▸ EXERCISE DESCRIPTION: Go through the entries below and count the lines holding the word "glyph". Reply with only the number, please.
---*---
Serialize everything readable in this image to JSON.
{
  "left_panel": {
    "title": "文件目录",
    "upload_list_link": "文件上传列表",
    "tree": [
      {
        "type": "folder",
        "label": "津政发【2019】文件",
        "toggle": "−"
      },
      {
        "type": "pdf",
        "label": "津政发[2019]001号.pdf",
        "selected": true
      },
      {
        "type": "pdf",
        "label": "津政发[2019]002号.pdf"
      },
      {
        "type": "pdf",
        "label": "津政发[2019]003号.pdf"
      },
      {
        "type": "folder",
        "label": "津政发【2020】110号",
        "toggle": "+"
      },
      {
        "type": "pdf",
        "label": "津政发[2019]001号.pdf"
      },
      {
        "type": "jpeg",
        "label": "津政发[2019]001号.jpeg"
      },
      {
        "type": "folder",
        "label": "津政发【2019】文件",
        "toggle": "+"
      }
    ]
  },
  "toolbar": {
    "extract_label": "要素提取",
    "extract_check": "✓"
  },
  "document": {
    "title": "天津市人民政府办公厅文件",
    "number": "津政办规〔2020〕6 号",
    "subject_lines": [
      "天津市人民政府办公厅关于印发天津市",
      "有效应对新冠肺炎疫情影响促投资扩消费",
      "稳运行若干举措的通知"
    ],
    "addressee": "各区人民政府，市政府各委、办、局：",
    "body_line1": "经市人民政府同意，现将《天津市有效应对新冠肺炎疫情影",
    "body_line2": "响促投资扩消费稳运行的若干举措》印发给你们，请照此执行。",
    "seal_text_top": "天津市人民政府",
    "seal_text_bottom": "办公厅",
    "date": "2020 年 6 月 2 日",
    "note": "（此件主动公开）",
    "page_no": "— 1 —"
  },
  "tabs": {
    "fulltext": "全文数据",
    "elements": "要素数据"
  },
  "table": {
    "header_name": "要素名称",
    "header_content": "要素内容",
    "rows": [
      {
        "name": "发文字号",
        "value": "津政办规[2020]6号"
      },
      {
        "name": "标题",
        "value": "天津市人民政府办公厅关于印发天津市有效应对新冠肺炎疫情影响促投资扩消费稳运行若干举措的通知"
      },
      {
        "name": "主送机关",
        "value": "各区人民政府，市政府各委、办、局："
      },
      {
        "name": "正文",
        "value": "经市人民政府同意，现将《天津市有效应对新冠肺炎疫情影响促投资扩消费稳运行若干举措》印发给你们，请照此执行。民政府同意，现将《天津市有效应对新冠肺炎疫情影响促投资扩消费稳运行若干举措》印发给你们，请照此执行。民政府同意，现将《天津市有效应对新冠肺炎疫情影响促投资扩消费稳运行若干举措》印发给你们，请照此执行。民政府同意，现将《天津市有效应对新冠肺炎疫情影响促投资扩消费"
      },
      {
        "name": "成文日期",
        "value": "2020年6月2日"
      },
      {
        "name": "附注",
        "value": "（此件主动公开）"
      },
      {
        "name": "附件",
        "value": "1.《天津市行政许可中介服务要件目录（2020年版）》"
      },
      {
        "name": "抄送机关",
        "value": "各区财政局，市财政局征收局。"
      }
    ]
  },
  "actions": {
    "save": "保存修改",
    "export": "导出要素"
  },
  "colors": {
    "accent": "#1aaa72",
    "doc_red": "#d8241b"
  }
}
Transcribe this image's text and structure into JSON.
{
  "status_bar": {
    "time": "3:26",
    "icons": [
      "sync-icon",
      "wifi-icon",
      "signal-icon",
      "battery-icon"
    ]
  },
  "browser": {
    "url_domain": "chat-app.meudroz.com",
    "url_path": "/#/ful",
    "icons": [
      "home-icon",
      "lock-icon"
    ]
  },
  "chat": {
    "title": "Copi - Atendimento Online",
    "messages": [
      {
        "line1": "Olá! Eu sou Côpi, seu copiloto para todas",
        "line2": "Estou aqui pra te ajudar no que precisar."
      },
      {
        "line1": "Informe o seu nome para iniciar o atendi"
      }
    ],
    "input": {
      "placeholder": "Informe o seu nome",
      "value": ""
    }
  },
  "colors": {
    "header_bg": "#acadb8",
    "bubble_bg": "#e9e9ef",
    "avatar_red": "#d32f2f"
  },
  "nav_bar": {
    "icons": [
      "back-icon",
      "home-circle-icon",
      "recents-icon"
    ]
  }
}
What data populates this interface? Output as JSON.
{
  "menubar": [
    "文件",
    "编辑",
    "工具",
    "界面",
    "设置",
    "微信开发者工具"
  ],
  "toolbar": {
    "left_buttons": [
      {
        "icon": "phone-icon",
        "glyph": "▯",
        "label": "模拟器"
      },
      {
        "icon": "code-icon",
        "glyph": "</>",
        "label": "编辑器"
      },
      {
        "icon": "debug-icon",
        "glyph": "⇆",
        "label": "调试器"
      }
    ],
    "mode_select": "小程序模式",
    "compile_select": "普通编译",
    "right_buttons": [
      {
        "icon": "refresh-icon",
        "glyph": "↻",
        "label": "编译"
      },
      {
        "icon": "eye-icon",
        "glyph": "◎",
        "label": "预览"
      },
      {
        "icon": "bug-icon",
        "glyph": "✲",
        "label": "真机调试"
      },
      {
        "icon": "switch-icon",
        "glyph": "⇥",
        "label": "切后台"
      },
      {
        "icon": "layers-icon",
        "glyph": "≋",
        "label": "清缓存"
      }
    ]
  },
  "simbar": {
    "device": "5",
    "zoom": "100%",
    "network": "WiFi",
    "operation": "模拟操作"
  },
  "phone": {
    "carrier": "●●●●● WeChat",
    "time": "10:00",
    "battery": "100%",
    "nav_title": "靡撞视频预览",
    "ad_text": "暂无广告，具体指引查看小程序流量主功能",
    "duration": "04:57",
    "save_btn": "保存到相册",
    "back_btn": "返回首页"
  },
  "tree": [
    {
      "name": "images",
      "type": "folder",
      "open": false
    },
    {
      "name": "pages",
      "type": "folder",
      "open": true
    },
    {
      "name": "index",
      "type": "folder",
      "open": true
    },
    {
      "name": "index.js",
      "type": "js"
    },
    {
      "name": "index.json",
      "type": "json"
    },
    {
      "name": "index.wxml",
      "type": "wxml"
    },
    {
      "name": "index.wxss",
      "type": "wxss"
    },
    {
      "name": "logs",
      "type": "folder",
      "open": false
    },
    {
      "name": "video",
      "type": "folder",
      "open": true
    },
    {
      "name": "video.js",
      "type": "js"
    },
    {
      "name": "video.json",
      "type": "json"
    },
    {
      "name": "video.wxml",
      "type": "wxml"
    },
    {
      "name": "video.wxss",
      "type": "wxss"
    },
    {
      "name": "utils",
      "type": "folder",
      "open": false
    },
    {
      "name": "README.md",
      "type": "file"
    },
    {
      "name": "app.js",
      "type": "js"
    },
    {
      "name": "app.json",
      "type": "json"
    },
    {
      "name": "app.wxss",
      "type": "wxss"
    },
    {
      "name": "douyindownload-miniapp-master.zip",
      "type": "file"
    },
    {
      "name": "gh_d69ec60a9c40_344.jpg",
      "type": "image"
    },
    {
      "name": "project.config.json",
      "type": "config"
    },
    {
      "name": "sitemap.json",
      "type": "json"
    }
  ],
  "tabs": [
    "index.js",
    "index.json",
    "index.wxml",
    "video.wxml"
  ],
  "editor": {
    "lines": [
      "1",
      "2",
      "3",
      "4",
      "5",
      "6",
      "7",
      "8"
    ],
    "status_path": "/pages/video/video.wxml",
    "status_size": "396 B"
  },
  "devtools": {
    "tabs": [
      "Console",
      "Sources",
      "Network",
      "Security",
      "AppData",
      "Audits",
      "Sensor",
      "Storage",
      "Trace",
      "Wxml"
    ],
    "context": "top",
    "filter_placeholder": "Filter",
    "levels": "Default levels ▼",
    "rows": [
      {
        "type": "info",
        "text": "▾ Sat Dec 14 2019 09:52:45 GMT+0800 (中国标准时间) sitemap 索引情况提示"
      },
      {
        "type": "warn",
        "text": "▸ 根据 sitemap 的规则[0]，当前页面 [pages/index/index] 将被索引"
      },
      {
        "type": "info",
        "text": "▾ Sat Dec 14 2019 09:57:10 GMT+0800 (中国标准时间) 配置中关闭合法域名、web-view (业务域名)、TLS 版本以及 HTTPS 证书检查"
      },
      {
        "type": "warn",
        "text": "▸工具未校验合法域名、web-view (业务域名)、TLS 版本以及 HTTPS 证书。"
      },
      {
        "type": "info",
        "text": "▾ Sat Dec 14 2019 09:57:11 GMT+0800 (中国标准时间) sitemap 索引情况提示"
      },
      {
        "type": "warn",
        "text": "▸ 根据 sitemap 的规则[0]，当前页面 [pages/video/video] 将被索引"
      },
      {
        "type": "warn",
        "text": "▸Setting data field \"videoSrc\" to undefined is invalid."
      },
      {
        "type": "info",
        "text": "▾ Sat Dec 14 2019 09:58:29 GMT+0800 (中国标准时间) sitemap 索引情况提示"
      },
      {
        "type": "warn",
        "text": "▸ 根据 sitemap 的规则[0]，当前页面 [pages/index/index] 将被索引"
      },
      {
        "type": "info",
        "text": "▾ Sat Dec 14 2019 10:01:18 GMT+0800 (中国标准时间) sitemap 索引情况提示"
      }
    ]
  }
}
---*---
▸ ANSWER BOX: 8